* [The task]
Lines below that hold the word "icon" must be copied in full.

- - -

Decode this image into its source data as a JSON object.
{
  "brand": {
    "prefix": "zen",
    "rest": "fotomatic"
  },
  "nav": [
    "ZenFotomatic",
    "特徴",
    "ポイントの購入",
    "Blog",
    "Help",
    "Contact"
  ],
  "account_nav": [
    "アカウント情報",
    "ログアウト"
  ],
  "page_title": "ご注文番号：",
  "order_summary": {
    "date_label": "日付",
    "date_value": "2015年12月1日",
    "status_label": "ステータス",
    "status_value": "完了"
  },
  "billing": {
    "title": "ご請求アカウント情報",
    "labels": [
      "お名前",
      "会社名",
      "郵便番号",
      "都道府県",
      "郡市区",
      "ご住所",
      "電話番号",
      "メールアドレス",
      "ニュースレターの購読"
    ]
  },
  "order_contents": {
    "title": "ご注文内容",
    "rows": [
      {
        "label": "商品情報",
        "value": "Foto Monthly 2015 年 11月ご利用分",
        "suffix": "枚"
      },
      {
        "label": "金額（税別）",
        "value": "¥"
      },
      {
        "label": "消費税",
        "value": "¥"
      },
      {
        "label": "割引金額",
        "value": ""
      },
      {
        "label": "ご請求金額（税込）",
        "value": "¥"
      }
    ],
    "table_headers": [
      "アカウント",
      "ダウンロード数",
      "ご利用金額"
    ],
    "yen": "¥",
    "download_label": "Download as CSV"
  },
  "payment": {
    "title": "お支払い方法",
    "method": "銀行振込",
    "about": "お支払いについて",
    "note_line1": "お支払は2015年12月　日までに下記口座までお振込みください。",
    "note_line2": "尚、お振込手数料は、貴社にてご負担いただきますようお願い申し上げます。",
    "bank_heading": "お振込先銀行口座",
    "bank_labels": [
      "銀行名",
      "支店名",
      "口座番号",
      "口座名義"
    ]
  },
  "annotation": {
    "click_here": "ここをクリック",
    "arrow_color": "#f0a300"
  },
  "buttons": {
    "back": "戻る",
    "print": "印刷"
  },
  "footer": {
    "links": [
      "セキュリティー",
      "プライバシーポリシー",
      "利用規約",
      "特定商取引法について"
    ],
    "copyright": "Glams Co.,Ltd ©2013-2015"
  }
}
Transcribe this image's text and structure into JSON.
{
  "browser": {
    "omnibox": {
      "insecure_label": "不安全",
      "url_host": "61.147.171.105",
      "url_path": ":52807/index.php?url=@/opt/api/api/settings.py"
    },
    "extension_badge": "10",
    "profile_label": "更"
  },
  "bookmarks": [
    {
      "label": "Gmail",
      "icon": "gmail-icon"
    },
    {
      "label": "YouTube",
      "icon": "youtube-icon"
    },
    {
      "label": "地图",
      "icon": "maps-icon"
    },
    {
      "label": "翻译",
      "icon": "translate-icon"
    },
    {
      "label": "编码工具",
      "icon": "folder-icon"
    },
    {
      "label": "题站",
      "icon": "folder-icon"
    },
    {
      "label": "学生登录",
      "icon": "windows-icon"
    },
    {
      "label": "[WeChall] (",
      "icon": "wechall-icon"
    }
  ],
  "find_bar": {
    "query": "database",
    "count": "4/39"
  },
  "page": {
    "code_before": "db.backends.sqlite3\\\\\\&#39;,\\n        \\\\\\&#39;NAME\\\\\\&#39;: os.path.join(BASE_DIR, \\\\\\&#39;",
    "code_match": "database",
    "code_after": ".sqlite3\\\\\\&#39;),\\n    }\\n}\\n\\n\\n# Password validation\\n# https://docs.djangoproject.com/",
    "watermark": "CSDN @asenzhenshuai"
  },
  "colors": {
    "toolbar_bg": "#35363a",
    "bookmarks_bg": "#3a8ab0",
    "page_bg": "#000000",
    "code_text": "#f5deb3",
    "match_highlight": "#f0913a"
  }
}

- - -

* [Answer section]
      "icon": "gmail-icon"
      "icon": "youtube-icon"
      "icon": "maps-icon"
      "icon": "translate-icon"
      "icon": "folder-icon"
      "icon": "folder-icon"
      "icon": "windows-icon"
      "icon": "wechall-icon"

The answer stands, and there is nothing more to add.